Marc's INTJ Blog

< back

A Business Communication Tip?

Wednesday January 20, 2021

Cesar writes,

What’s an important business communication tip for INTJs that you don’t see shared around much?

Maybe a big one is adapting your vocabulary. Putting your words aside for a bit and using others’ words for things.

We INTJs can get stuck on our “correct” words for things. Which is commendable, if you’re working with people who also appreciate that.

In such an environment, nobody wants to misunderstand, because that’s super inefficient. And if we have a shared understanding of a common bank of words that are used for this or that task—great. “Ooh, you just used a term which is specific, and has a load of meaning, and we both get it!” That’s a terrific feeling if you like efficiency and effectiveness.

In a lot of cases though, we have to work with people who don’t subscribe to the same word bank that we do. :-) In these cases, it helps to listen more closely for words people use that depart from this common word bank. It helps if you can try to treasure those words a bit, because they are important to the person who is using them.

And I’m not even talking about really specific, or technical words here! For example, let’s say you normally use these words a LOT at your job:

  • Teamwork
  • Authorize
  • Project

But this time, a client, colleague, or partner is heading up a big new discussion, and they describe what they want to do together. In their description of the work, they use these words instead of the words above:

  • Efforts
  • Release
  • Engagement

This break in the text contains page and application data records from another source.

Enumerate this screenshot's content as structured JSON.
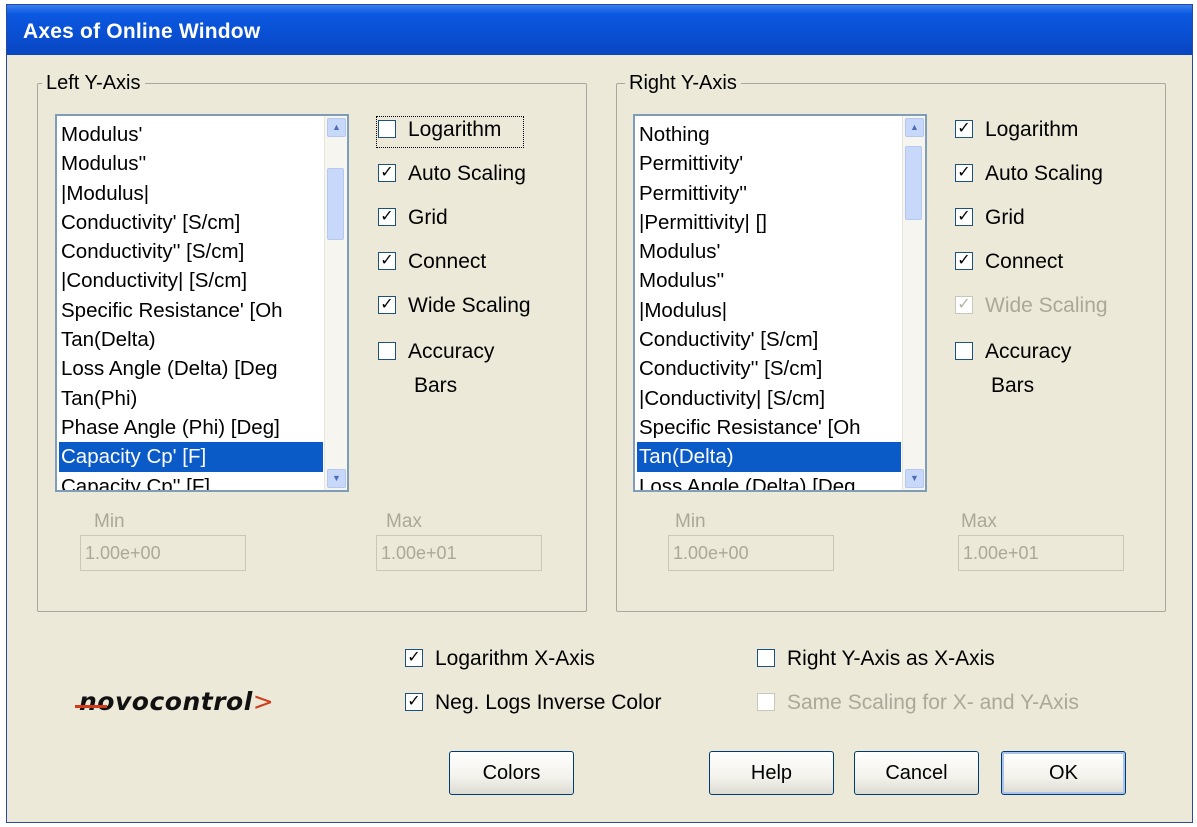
{
  "window": {
    "title": "Axes of Online Window"
  },
  "left_axis": {
    "legend": "Left Y-Axis",
    "list_items": [
      "Modulus'",
      "Modulus''",
      "|Modulus|",
      "Conductivity' [S/cm]",
      "Conductivity'' [S/cm]",
      "|Conductivity| [S/cm]",
      "Specific Resistance' [Oh",
      "Tan(Delta)",
      "Loss Angle (Delta) [Deg",
      "Tan(Phi)",
      "Phase Angle (Phi) [Deg]",
      "Capacity Cp' [F]",
      "Capacity Cp'' [F]"
    ],
    "selected_item": "Capacity Cp' [F]",
    "checkboxes": {
      "logarithm": {
        "label": "Logarithm",
        "checked": false
      },
      "auto_scaling": {
        "label": "Auto Scaling",
        "checked": true
      },
      "grid": {
        "label": "Grid",
        "checked": true
      },
      "connect": {
        "label": "Connect",
        "checked": true
      },
      "wide_scaling": {
        "label": "Wide Scaling",
        "checked": true
      },
      "accuracy_bars": {
        "label": "Accuracy",
        "label2": "Bars",
        "checked": false
      }
    },
    "min_label": "Min",
    "min_value": "1.00e+00",
    "max_label": "Max",
    "max_value": "1.00e+01"
  },
  "right_axis": {
    "legend": "Right Y-Axis",
    "list_items": [
      "Nothing",
      "Permittivity'",
      "Permittivity''",
      "|Permittivity| []",
      "Modulus'",
      "Modulus''",
      "|Modulus|",
      "Conductivity' [S/cm]",
      "Conductivity'' [S/cm]",
      "|Conductivity| [S/cm]",
      "Specific Resistance' [Oh",
      "Tan(Delta)",
      "Loss Angle (Delta) [Deg"
    ],
    "selected_item": "Tan(Delta)",
    "checkboxes": {
      "logarithm": {
        "label": "Logarithm",
        "checked": true
      },
      "auto_scaling": {
        "label": "Auto Scaling",
        "checked": true
      },
      "grid": {
        "label": "Grid",
        "checked": true
      },
      "connect": {
        "label": "Connect",
        "checked": true
      },
      "wide_scaling": {
        "label": "Wide Scaling",
        "checked": true,
        "disabled": true
      },
      "accuracy_bars": {
        "label": "Accuracy",
        "label2": "Bars",
        "checked": false
      }
    },
    "min_label": "Min",
    "min_value": "1.00e+00",
    "max_label": "Max",
    "max_value": "1.00e+01"
  },
  "options": {
    "log_x_axis": {
      "label": "Logarithm X-Axis",
      "checked": true
    },
    "neg_logs_inverse": {
      "label": "Neg. Logs Inverse Color",
      "checked": true
    },
    "right_y_as_x": {
      "label": "Right Y-Axis as X-Axis",
      "checked": false
    },
    "same_scaling": {
      "label": "Same Scaling for X- and Y-Axis",
      "checked": false,
      "disabled": true
    }
  },
  "logo": {
    "text": "novocontrol",
    "arrow": ">"
  },
  "buttons": {
    "colors": "Colors",
    "help": "Help",
    "cancel": "Cancel",
    "ok": "OK"
  }
}
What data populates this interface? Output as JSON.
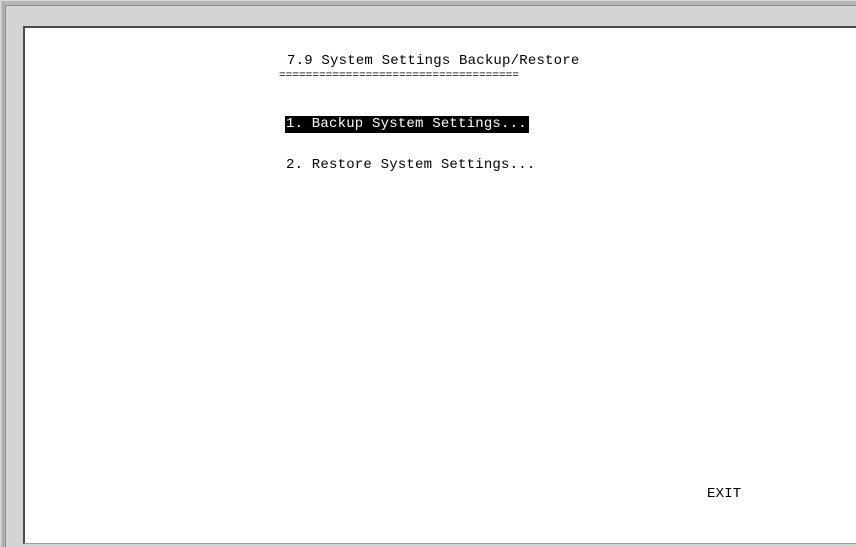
{
  "console": {
    "title": "7.9 System Settings Backup/Restore",
    "title_rule": "====================================",
    "menu": [
      {
        "label": "1. Backup System Settings...",
        "selected": true
      },
      {
        "label": "2. Restore System Settings...",
        "selected": false
      }
    ],
    "exit_label": "EXIT"
  },
  "colors": {
    "screen_background": "#ffffff",
    "text": "#000000",
    "selection_background": "#000000",
    "selection_text": "#ffffff",
    "window_frame": "#d4d4d4"
  }
}
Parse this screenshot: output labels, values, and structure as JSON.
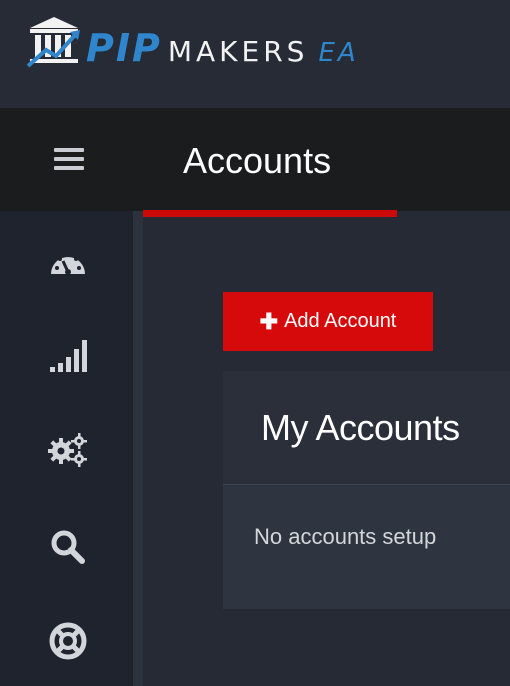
{
  "brand": {
    "logo_pip": "PIP",
    "logo_makers": "MAKERS",
    "logo_ea": "EA",
    "primary_color": "#2f86cc",
    "accent_color": "#d60a0a"
  },
  "header": {
    "title": "Accounts",
    "menu_icon": "hamburger-menu-icon"
  },
  "sidebar": {
    "items": [
      {
        "icon": "dashboard-gauge-icon"
      },
      {
        "icon": "signal-bars-icon"
      },
      {
        "icon": "gears-settings-icon"
      },
      {
        "icon": "search-icon"
      },
      {
        "icon": "support-lifebuoy-icon"
      }
    ]
  },
  "main": {
    "add_button_label": "Add Account",
    "add_button_icon": "plus-icon",
    "card_title": "My Accounts",
    "empty_message": "No accounts setup"
  }
}
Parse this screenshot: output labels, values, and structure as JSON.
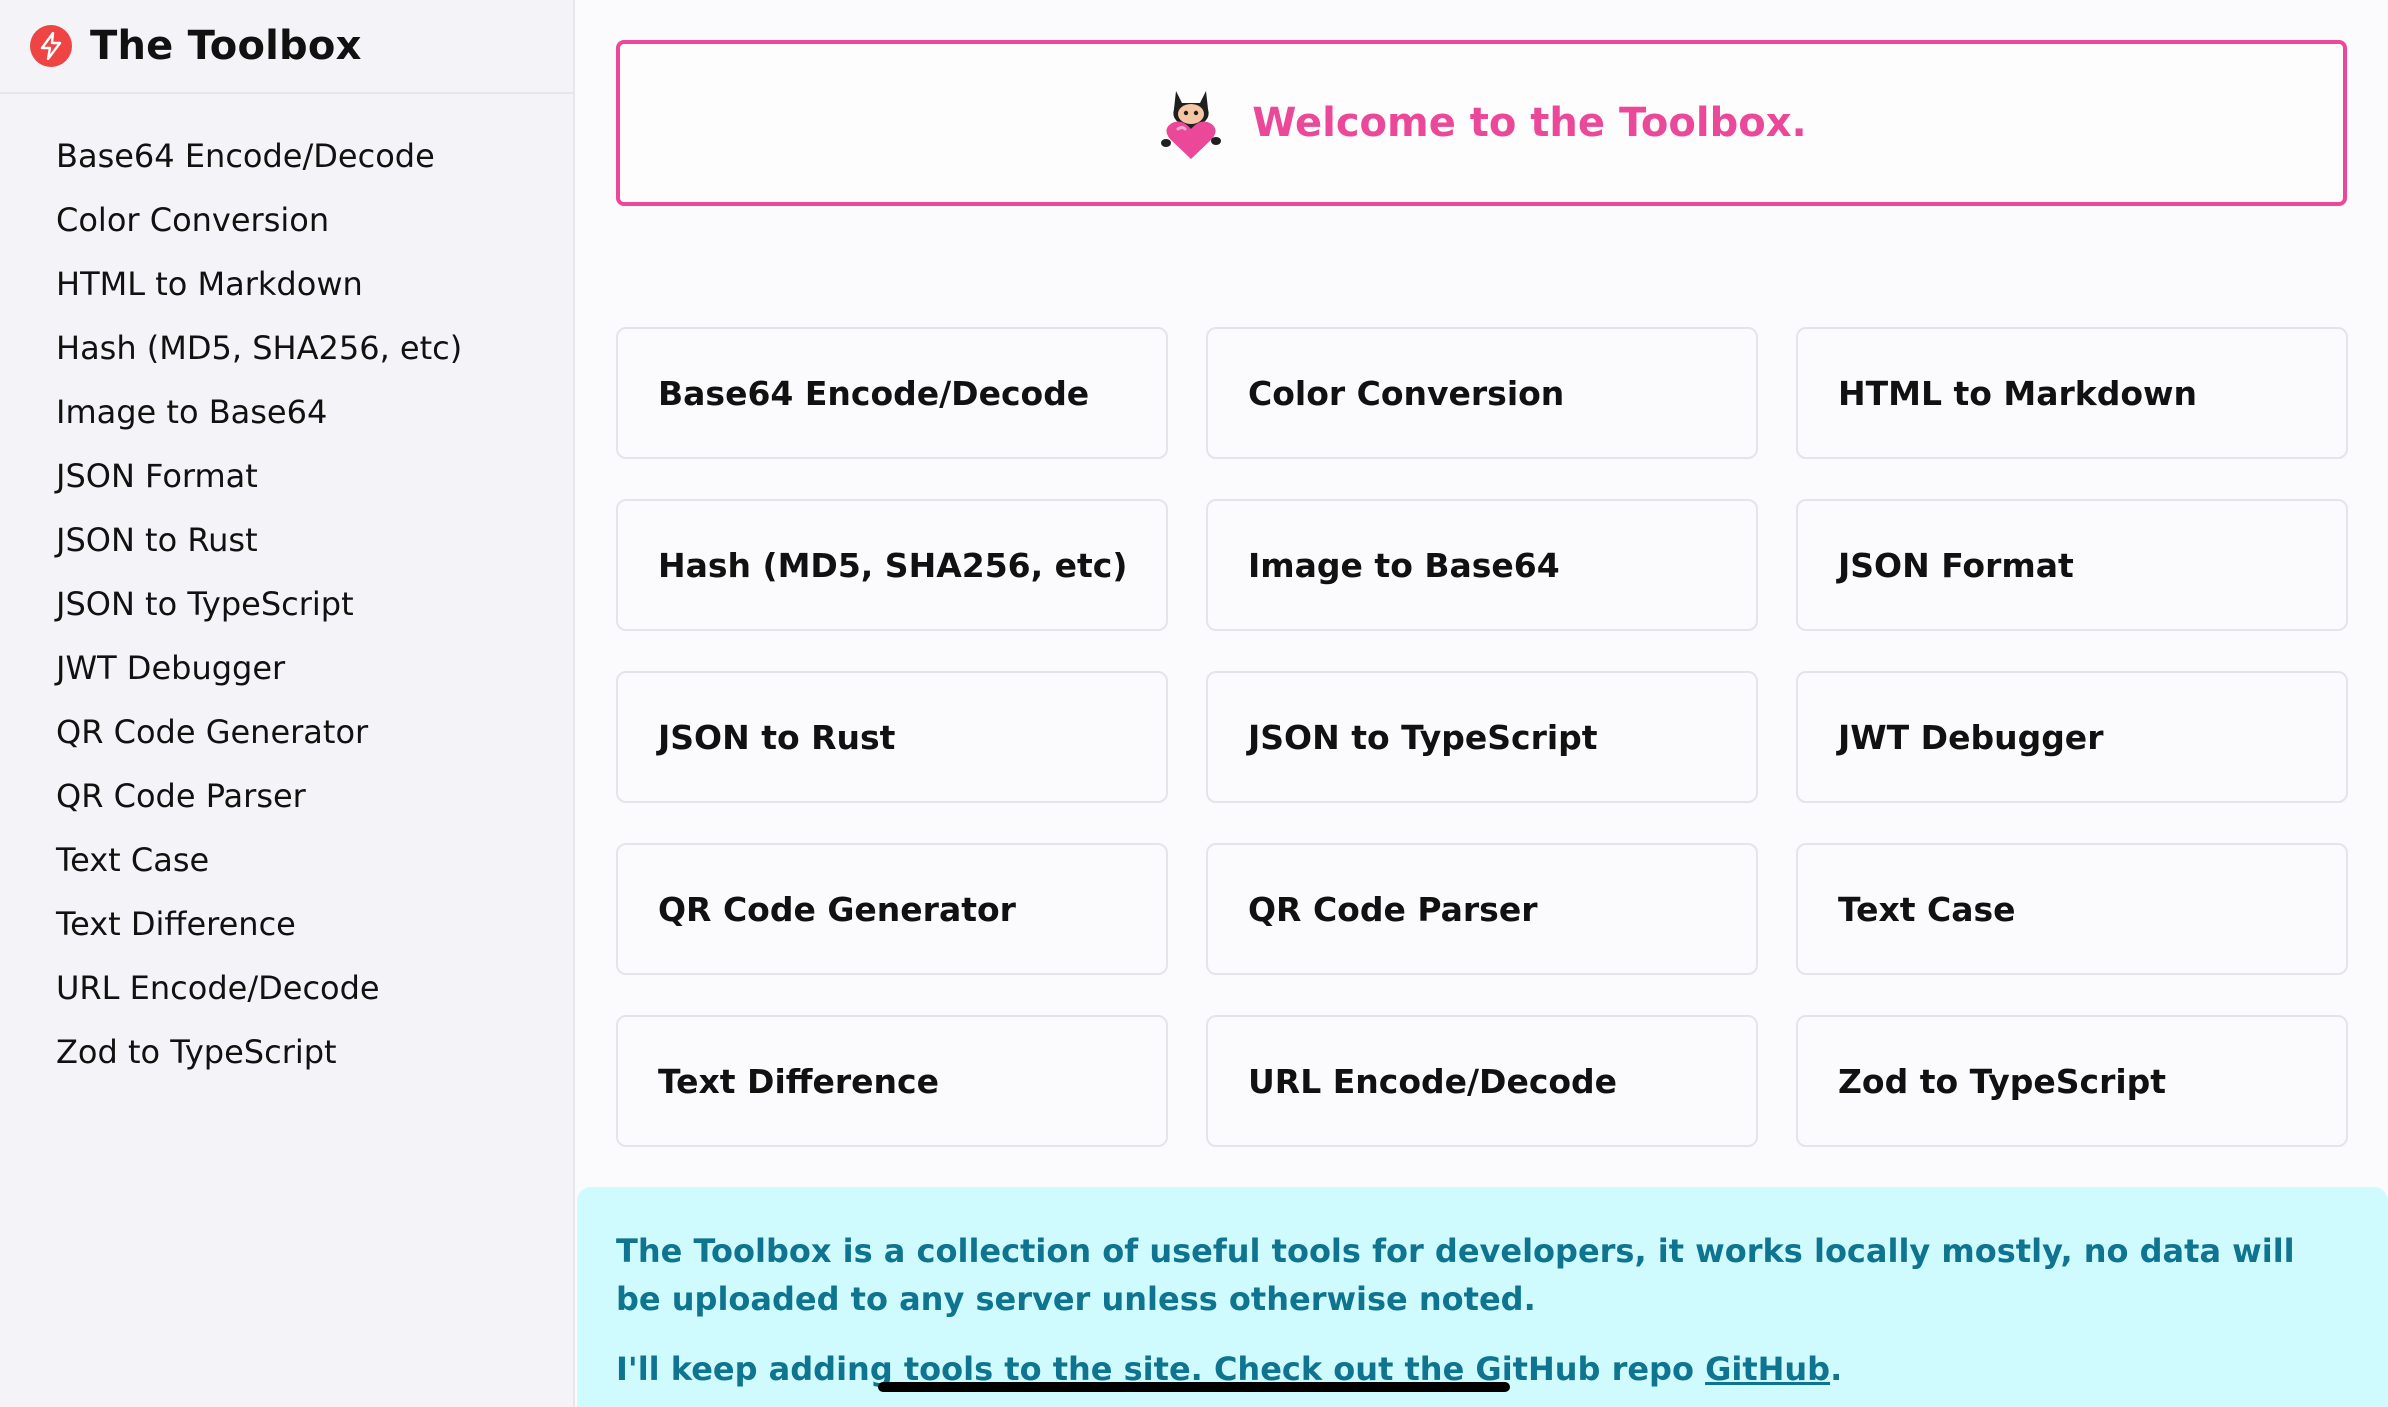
{
  "app": {
    "title": "The Toolbox",
    "accent": "#ec4899",
    "brand_icon_color": "#ef4444"
  },
  "sidebar": {
    "items": [
      {
        "label": "Base64 Encode/Decode"
      },
      {
        "label": "Color Conversion"
      },
      {
        "label": "HTML to Markdown"
      },
      {
        "label": "Hash (MD5, SHA256, etc)"
      },
      {
        "label": "Image to Base64"
      },
      {
        "label": "JSON Format"
      },
      {
        "label": "JSON to Rust"
      },
      {
        "label": "JSON to TypeScript"
      },
      {
        "label": "JWT Debugger"
      },
      {
        "label": "QR Code Generator"
      },
      {
        "label": "QR Code Parser"
      },
      {
        "label": "Text Case"
      },
      {
        "label": "Text Difference"
      },
      {
        "label": "URL Encode/Decode"
      },
      {
        "label": "Zod to TypeScript"
      }
    ]
  },
  "banner": {
    "text": "Welcome to the Toolbox.",
    "icon": "octocat-heart-icon"
  },
  "tools": [
    {
      "label": "Base64 Encode/Decode"
    },
    {
      "label": "Color Conversion"
    },
    {
      "label": "HTML to Markdown"
    },
    {
      "label": "Hash (MD5, SHA256, etc)"
    },
    {
      "label": "Image to Base64"
    },
    {
      "label": "JSON Format"
    },
    {
      "label": "JSON to Rust"
    },
    {
      "label": "JSON to TypeScript"
    },
    {
      "label": "JWT Debugger"
    },
    {
      "label": "QR Code Generator"
    },
    {
      "label": "QR Code Parser"
    },
    {
      "label": "Text Case"
    },
    {
      "label": "Text Difference"
    },
    {
      "label": "URL Encode/Decode"
    },
    {
      "label": "Zod to TypeScript"
    }
  ],
  "info": {
    "paragraph1": "The Toolbox is a collection of useful tools for developers, it works locally mostly, no data will be uploaded to any server unless otherwise noted.",
    "paragraph2_prefix": "I'll keep adding tools to the site. Check out the GitHub repo ",
    "paragraph2_link": "GitHub",
    "paragraph2_suffix": "."
  }
}
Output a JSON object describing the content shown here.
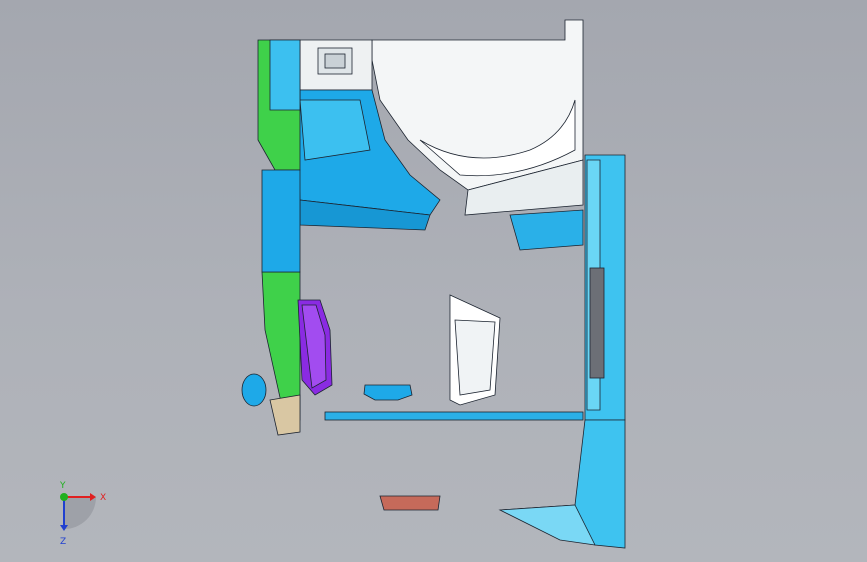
{
  "viewport": {
    "background": "#aeb1b8"
  },
  "colors": {
    "cyan_panel": "#1ea9e8",
    "light_cyan": "#5cd3f2",
    "green_trim": "#3fd14a",
    "white_panel": "#f4f6f7",
    "purple_seat": "#8a2be2",
    "outline": "#1c2430",
    "beige_part": "#d9c7a3",
    "red_part": "#c66a5a"
  },
  "triad": {
    "x_label": "X",
    "y_label": "Y",
    "z_label": "Z",
    "x_color": "#e02020",
    "y_color": "#20b020",
    "z_color": "#2040d0"
  }
}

In context, those words mean the same thing. If you understand this correlation, you now have a kind of mental map to that person’s “yes” button. Why? Easy: Those are their words.

So while it’s tempting to send them over your usual email that says, “Project Authorization,” because that shows you know your job and your words, IMO it’s a better idea to use “Engagement Release” if that seems like it fits their word bank better.

As an introvert, somebody who brings their past more heavily into new conversations, you may tend to stick with your words because they give you a lot of subjective comfort, in this way or that. Maybe they help you feel more competent, or confident. However, sticking to one’s own preferred words can be a liability in teamwork.

You may also find that using your own word bank makes other people feel like their words are obsolete, or incorrect, or kinda dumb. If at all possible, it’s a good idea to avoid this scenario.

Personally I tend to write down others’ words for things. Then I briefly clarify how I’m using those words, and when I get the “yep, we’re right there with you, (BECAUSE THOSE ARE OUR WORDS AND WE LIKE THEM)” then I use those words to describe what I’d like to do next, or where I see the work going.

I’ve had some hilariously good results with this. I would almost say the more specific I get with this, the better things go. And I wouldn’t call it outright manipulation, which a lot of INTJs are really sensitive about—it’s more like you’re looking things up in their own dictionary for them. A professional courtesy that goes a long way.

If you have ever become stuck while explaining your word bank to someone else, you may know that this is also a big risk. Particularly if the person on the other end is in an introverted mode, or if they’re just not being listened to. Maybe they don’t really appreciate your technical work, maybe they hate it, maybe their boss is making them work with you—whatever it is, the act of explaining your words tends to make all that stuff even worse.

(I’m reminded that I should also write about mansplaining, which was one of my favorite business topics to look into in 2020!)

Good luck Cesar! Hope that helps. —Marc

Filed in: /29/ | /62/ | /57/

Own your procrastination with Whole Productivity, a new system → Get my free INTJ COVID-19 Guide → Explore your gifts with my INTJ Workbook → Other Publications → ...and the fake word of the hour: "Hoanest." Pretty sure it has to do with lack of emotional control.

 ·